Dataset items
***

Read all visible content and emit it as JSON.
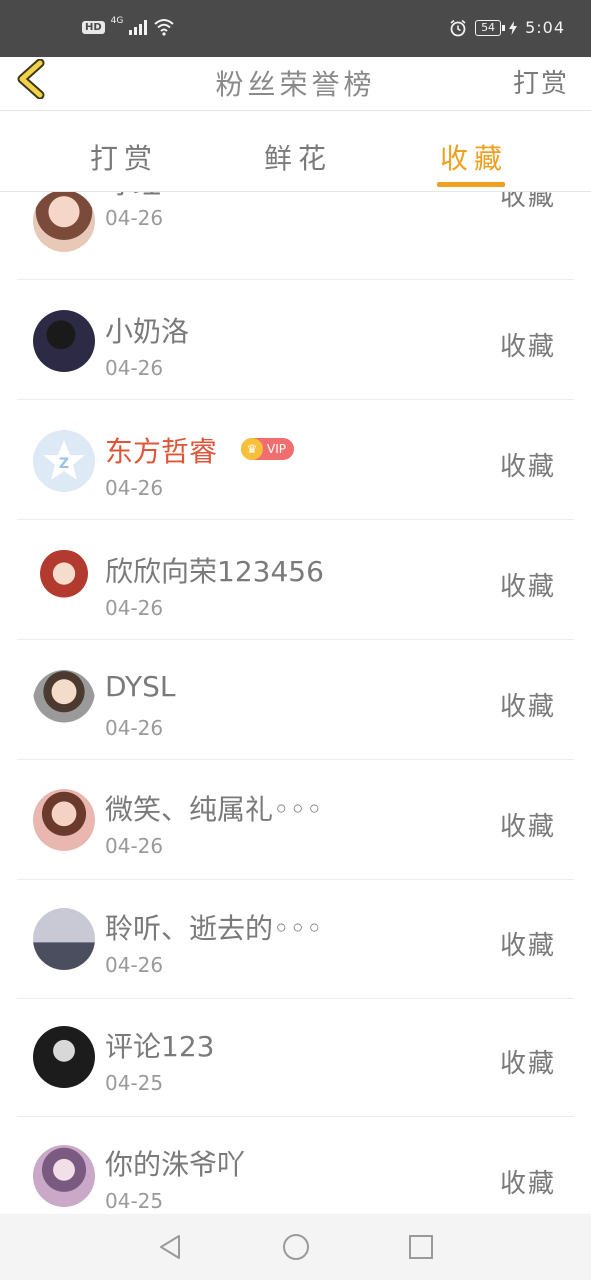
{
  "status_bar": {
    "hd": "HD",
    "network": "4G",
    "battery": "54",
    "time": "5:04"
  },
  "header": {
    "title": "粉丝荣誉榜",
    "right_action": "打赏",
    "back_icon": "chevron-left-icon"
  },
  "tabs": [
    {
      "label": "打赏",
      "active": false
    },
    {
      "label": "鲜花",
      "active": false
    },
    {
      "label": "收藏",
      "active": true
    }
  ],
  "accent_color": "#f0a020",
  "fans": [
    {
      "name": "冰珏",
      "date": "04-26",
      "action": "收藏"
    },
    {
      "name": "小奶洛",
      "date": "04-26",
      "action": "收藏"
    },
    {
      "name": "东方哲睿",
      "date": "04-26",
      "action": "收藏",
      "vip": "VIP"
    },
    {
      "name": "欣欣向荣123456",
      "date": "04-26",
      "action": "收藏"
    },
    {
      "name": "DYSL",
      "date": "04-26",
      "action": "收藏"
    },
    {
      "name": "微笑、纯属礼◦◦◦",
      "date": "04-26",
      "action": "收藏"
    },
    {
      "name": "聆听、逝去的◦◦◦",
      "date": "04-26",
      "action": "收藏"
    },
    {
      "name": "评论123",
      "date": "04-25",
      "action": "收藏"
    },
    {
      "name": "你的洙爷吖",
      "date": "04-25",
      "action": "收藏"
    }
  ]
}
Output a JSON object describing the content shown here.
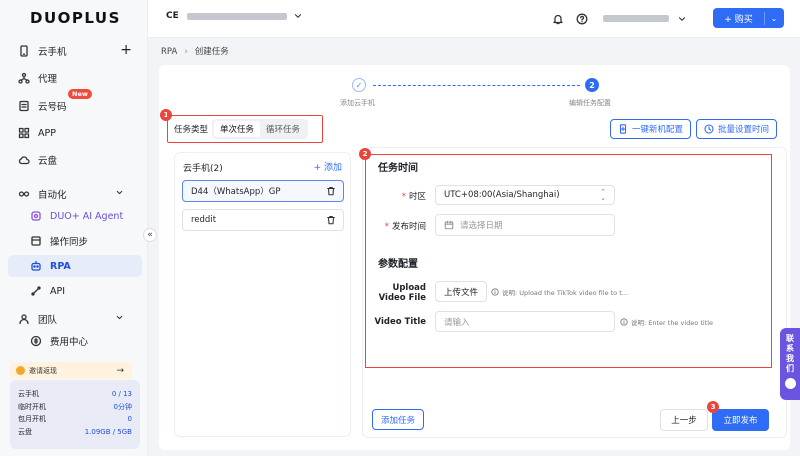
{
  "brand": "DUOPLUS",
  "sidebar": {
    "items": [
      {
        "label": "云手机",
        "icon": "phone-icon"
      },
      {
        "label": "代理",
        "icon": "proxy-icon"
      },
      {
        "label": "云号码",
        "icon": "number-icon",
        "badge": "New"
      },
      {
        "label": "APP",
        "icon": "app-grid-icon"
      },
      {
        "label": "云盘",
        "icon": "cloud-icon"
      },
      {
        "label": "自动化",
        "icon": "automation-icon"
      },
      {
        "label": "DUO+ AI Agent",
        "icon": "ai-agent-icon"
      },
      {
        "label": "操作同步",
        "icon": "sync-icon"
      },
      {
        "label": "RPA",
        "icon": "rpa-icon"
      },
      {
        "label": "API",
        "icon": "api-icon"
      },
      {
        "label": "团队",
        "icon": "team-icon"
      },
      {
        "label": "费用中心",
        "icon": "billing-icon"
      }
    ],
    "invite_label": "邀请返现",
    "usage": [
      {
        "label": "云手机",
        "value": "0 / 13"
      },
      {
        "label": "临时开机",
        "value": "0分钟"
      },
      {
        "label": "包月开机",
        "value": "0"
      },
      {
        "label": "云盘",
        "value": "1.09GB / 5GB"
      }
    ]
  },
  "header": {
    "account_initials": "CE",
    "buy_label": "购买"
  },
  "breadcrumb": {
    "root": "RPA",
    "current": "创建任务"
  },
  "steps": [
    {
      "label": "添加云手机",
      "mark": "✓"
    },
    {
      "label": "编辑任务配置",
      "mark": "2"
    }
  ],
  "task_type": {
    "label": "任务类型",
    "options": [
      "单次任务",
      "循环任务"
    ],
    "selected": "单次任务"
  },
  "markers": [
    "1",
    "2",
    "3"
  ],
  "top_buttons": {
    "config": "一键新机配置",
    "batch_time": "批量设置时间"
  },
  "phones": {
    "title": "云手机(2)",
    "add_label": "添加",
    "items": [
      "D44（WhatsApp）GP",
      "reddit"
    ]
  },
  "task_time": {
    "section_title": "任务时间",
    "timezone_label": "时区",
    "timezone_value": "UTC+08:00(Asia/Shanghai)",
    "publish_label": "发布时间",
    "publish_placeholder": "请选择日期"
  },
  "params": {
    "section_title": "参数配置",
    "upload_label": "Upload Video File",
    "upload_button": "上传文件",
    "upload_hint": "说明: Upload the TikTok video file to t...",
    "title_label": "Video Title",
    "title_placeholder": "请输入",
    "title_hint": "说明: Enter the video title"
  },
  "footer": {
    "add_task": "添加任务",
    "prev": "上一步",
    "publish": "立即发布"
  },
  "contact": "联系我们",
  "colors": {
    "primary": "#2f6cf6",
    "annotation": "#e8463c",
    "contact": "#6a54e0"
  }
}
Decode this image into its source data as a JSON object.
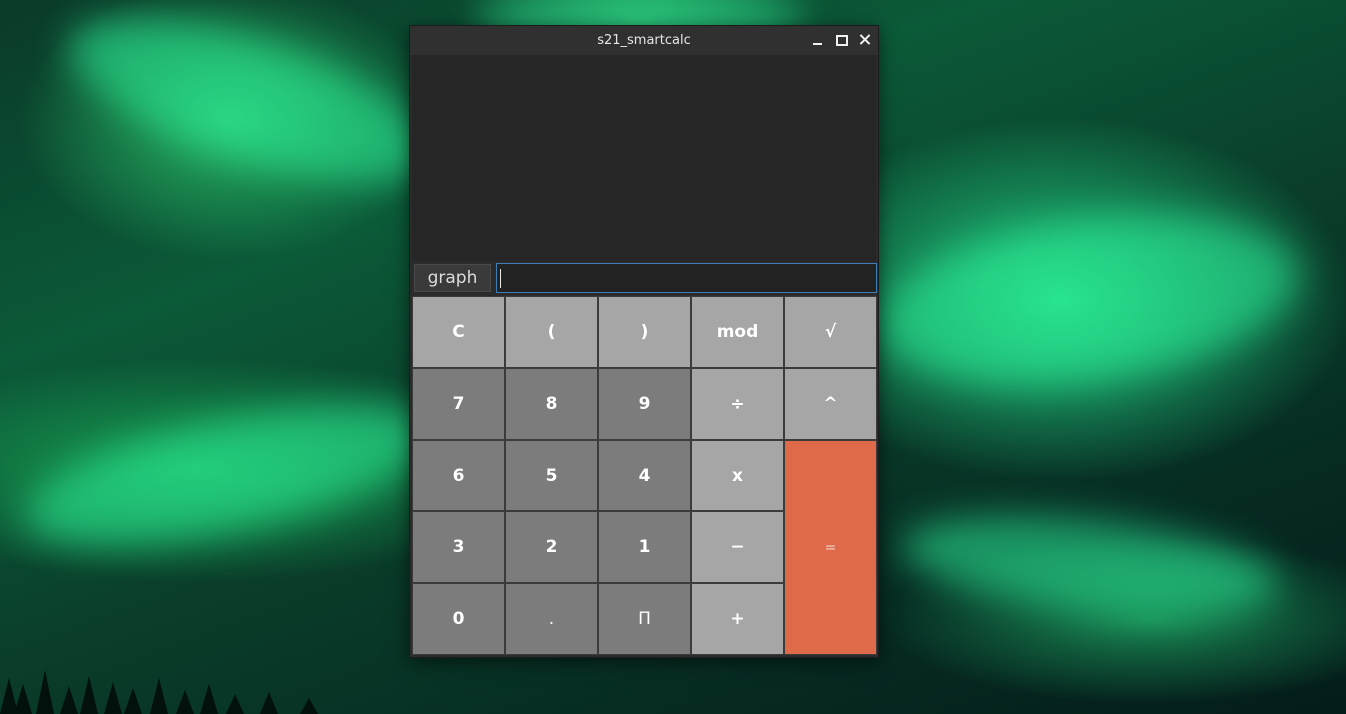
{
  "window": {
    "title": "s21_smartcalc"
  },
  "input_row": {
    "graph_label": "graph",
    "expression_value": "",
    "expression_placeholder": ""
  },
  "keypad": {
    "row1": [
      "C",
      "(",
      ")",
      "mod",
      "√"
    ],
    "row2": [
      "7",
      "8",
      "9",
      "÷",
      "^"
    ],
    "row3": [
      "6",
      "5",
      "4",
      "x"
    ],
    "row4": [
      "3",
      "2",
      "1",
      "−"
    ],
    "row5": [
      "0",
      ".",
      "Π",
      "+"
    ],
    "equals": "="
  },
  "colors": {
    "operator_key": "#a6a6a6",
    "digit_key": "#7c7c7c",
    "equals_key": "#df6a4a",
    "input_focus_border": "#3d7fb8"
  }
}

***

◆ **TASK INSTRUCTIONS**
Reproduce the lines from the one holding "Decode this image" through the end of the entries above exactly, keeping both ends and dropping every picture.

◆ **SOLVED PROBLEM**
Decode this image into its source data as a JSON object.
{
  "window": {
    "title": "s21_smartcalc"
  },
  "input_row": {
    "graph_label": "graph",
    "expression_value": "",
    "expression_placeholder": ""
  },
  "keypad": {
    "row1": [
      "C",
      "(",
      ")",
      "mod",
      "√"
    ],
    "row2": [
      "7",
      "8",
      "9",
      "÷",
      "^"
    ],
    "row3": [
      "6",
      "5",
      "4",
      "x"
    ],
    "row4": [
      "3",
      "2",
      "1",
      "−"
    ],
    "row5": [
      "0",
      ".",
      "Π",
      "+"
    ],
    "equals": "="
  },
  "colors": {
    "operator_key": "#a6a6a6",
    "digit_key": "#7c7c7c",
    "equals_key": "#df6a4a",
    "input_focus_border": "#3d7fb8"
  }
}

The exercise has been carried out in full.